Date of Award

Spring 2000

Project Type


Program or Major


Degree Name

Doctor of Philosophy

First Advisor

W Rudolf Seitz


Porous poly(4-acetoxystyrene) swellable microspheres with diameters approximately 1∼2 mum were prepared by seeded emulsion polymerization. Toluene was used as the porogenic solvent and divinylbenzene was used as the crosslinker. The seed particles with diameters approximately 0.5∼1 mum were prepared by dispersion polymerization without adding porogenic solvent and crosslinker. Functionality was introduced by two derivatization reactions, hydrolysis and nitration, to form nitrated poly(4-hydroxystyrene). These polymer microspheres swell at high pH due to the deprotonation of the hydroxyl group on the polymer backbone. Swelling is accompanied by an increase in water content which causes the polymer refractive index to decrease. These microspheres, were embedded in a hydrogel for pH sensing. When either dibenzo-18-crown-6 or valinomycin was co-immobilized on the polymer, they were then used to sense potassium ion.

Poly(2-hydroxyethylmethacrylate) or poly(vinylalcohol) hydrogel membranes with embedded nitrated poly(4-hydroxystyrene) microspheres were prepared by photopolymerization. These membranes possess desirable optical properties for pH sensing. The refractive index of the hydrated hydrogel is constant and not affected by pH, but the refractive index of the microspheres does vary with pH. When the membrane is in contact with a buffer at high pH, the membrane turbidity decreases because the refractive index difference between the microspheres and the hydrogel decreases. The apparent pKa values can be adjusted by varying the nitrogen percentage of the microspheres, by controlling the conditions of the nitration reaction. The observed pK a value can be as low as 5.6 or as high as 10.2. The response time of the membrane with microspheres prepared by seeded emulsion polymerization utilizing PVA as the membrane matrix was 10∼15 seconds. Response times were longer for the poly(HEMA) matrix with embedded microspheres synthesized by dispersion polymerization. A very small amount of particles, 0.1 wt%, in a 127 mum thickness membrane was needed to obtain significant changes in turbidity. Stability tests showed that the poly(HEMA) hydrogel membranes were mechanically stable when they were stored in pH 4, pH 10, deionized water, and dry under room temperature, 80°C, or in sunlight for about a month.

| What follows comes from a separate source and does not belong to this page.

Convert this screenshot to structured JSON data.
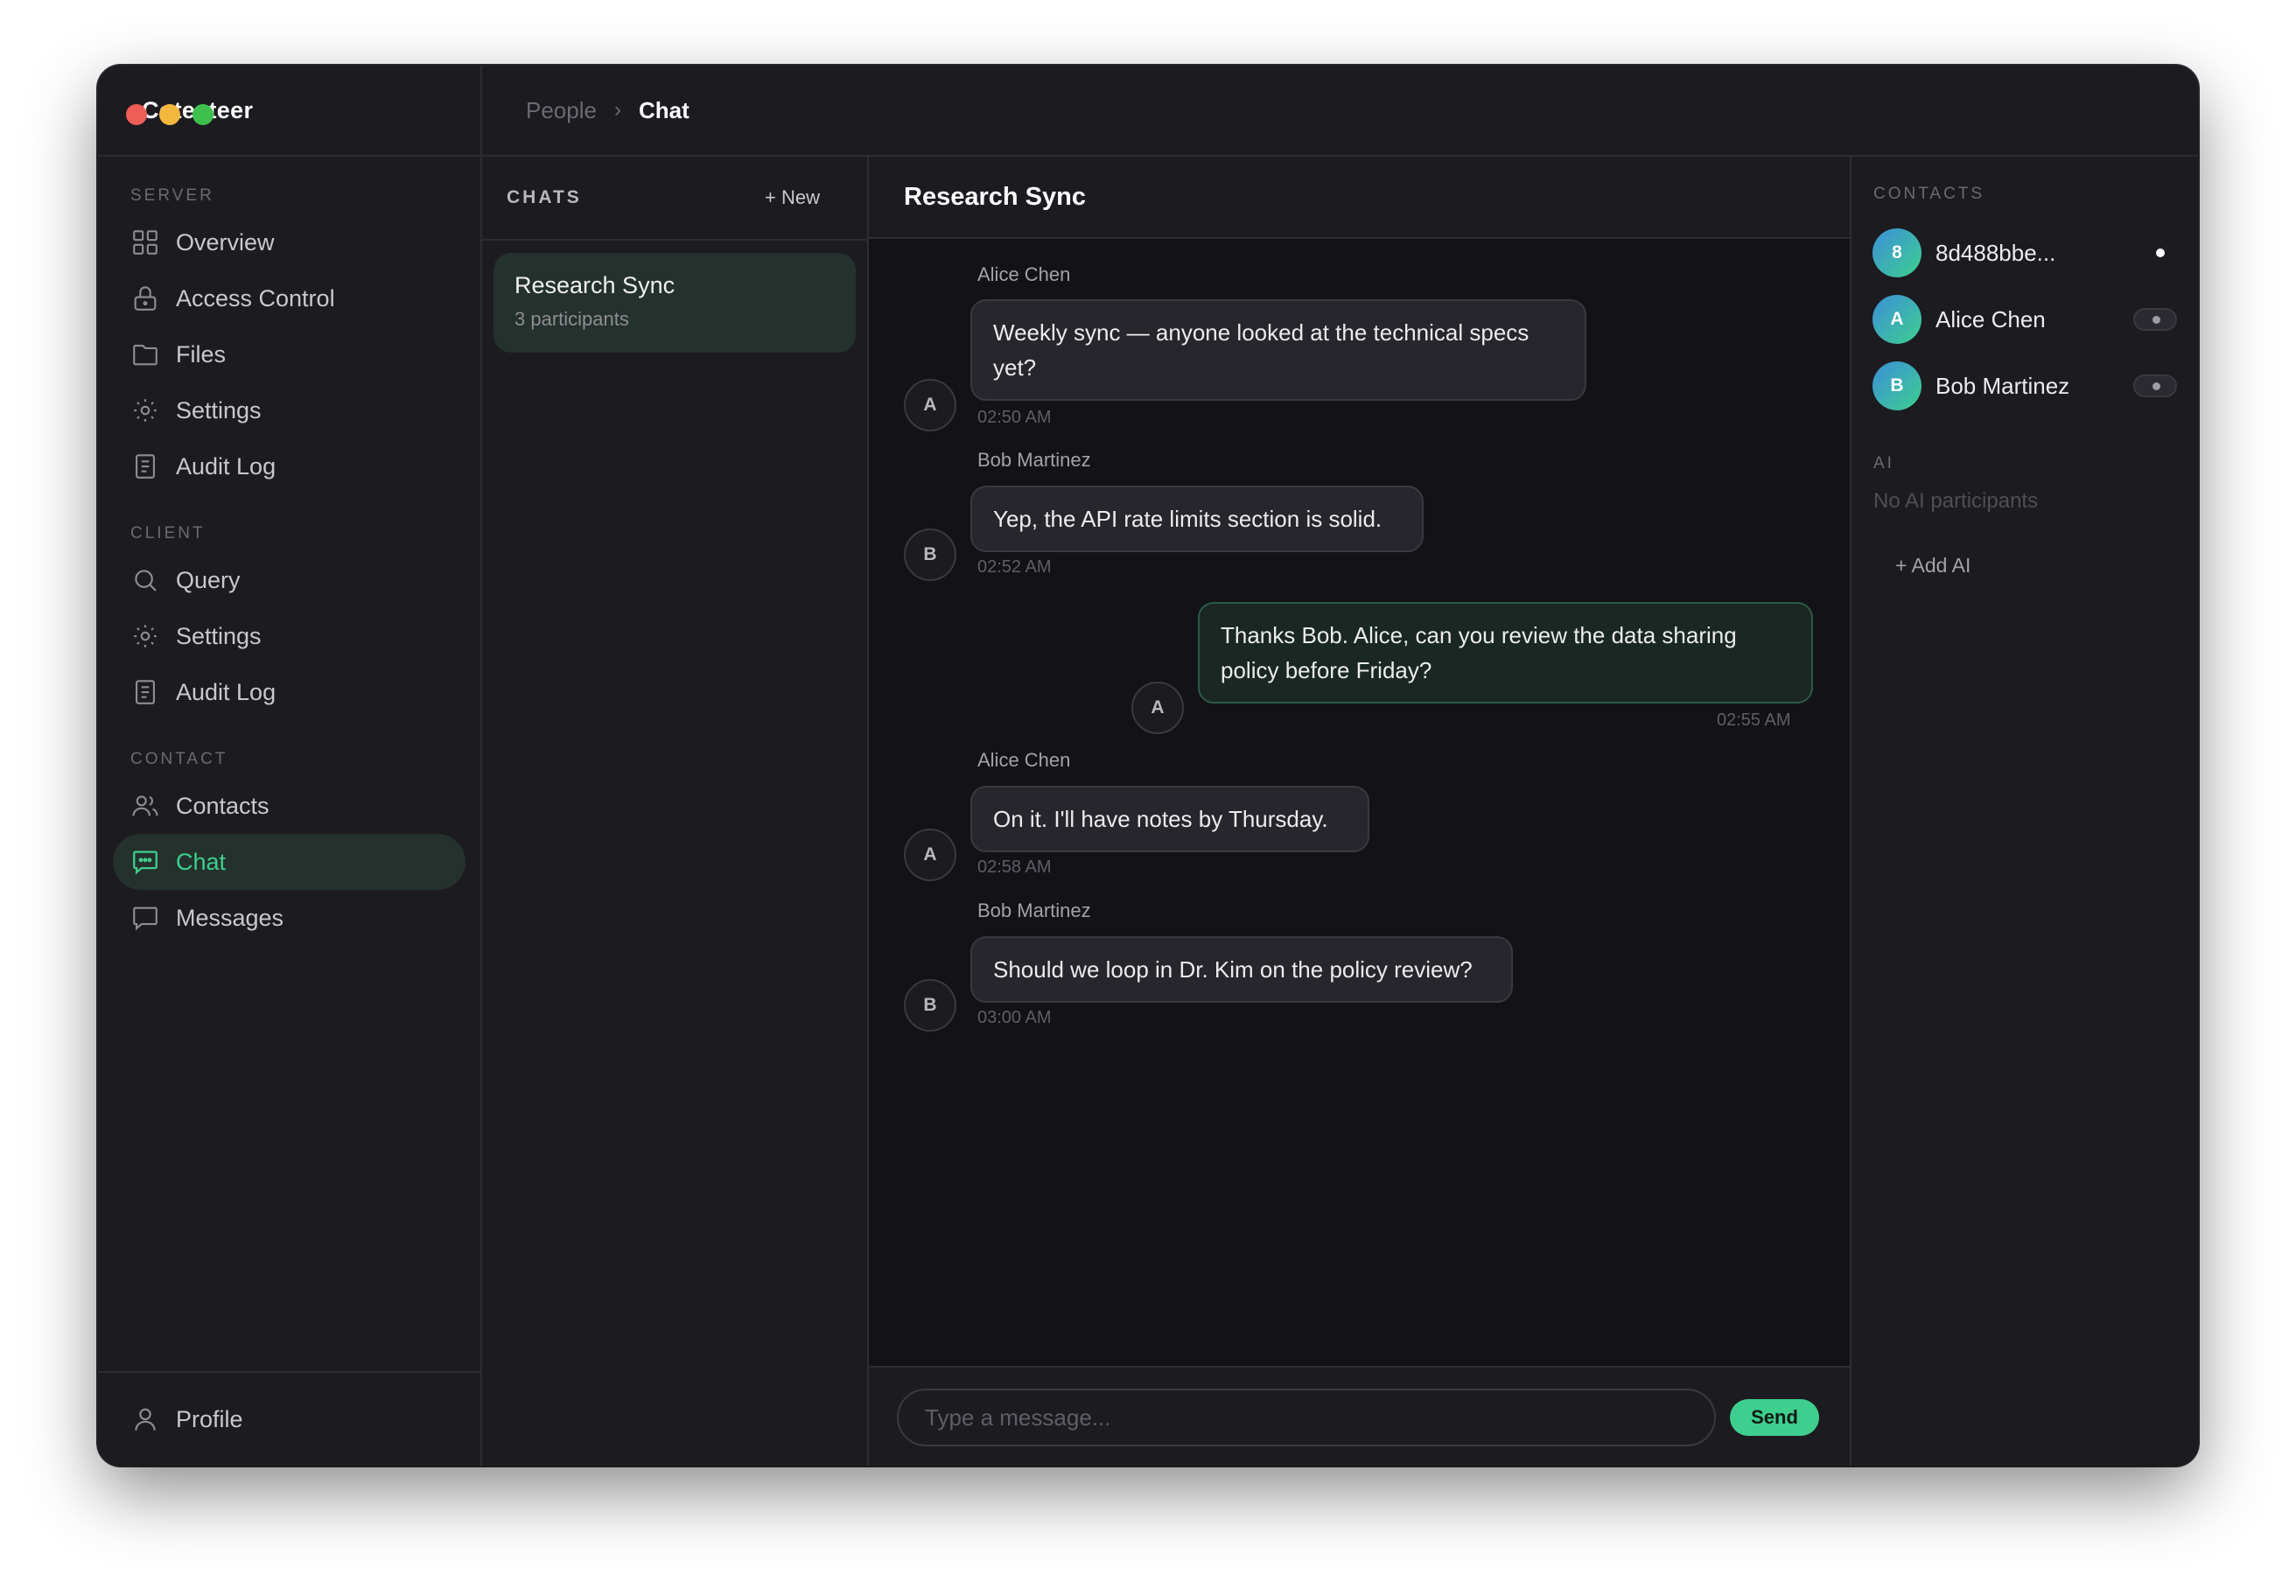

Membranes consisting of ionophore modified nitrated poly(4-hydroxystyrene) microspheres in a hydrogel were prepared for potassium ion sensing. The sensing concept can be modeled as a cation-exchange system. When the membrane is immersed in a solution of potassium ions, the neutral ionophore, DB18C6 or valinomycin, in the polymer will selectively bind the potassium ion to form the cation complex. The ion binding is accompanied by release of a proton to maintain electroneutrality. This introduces charged sites into the polymer causing it to swell. The observed detection limit was as low as 10-4 M potassium ion. The response time of the PVA membrane with microspheres prepared by seeded emulsion polymerization was ∼2 minutes.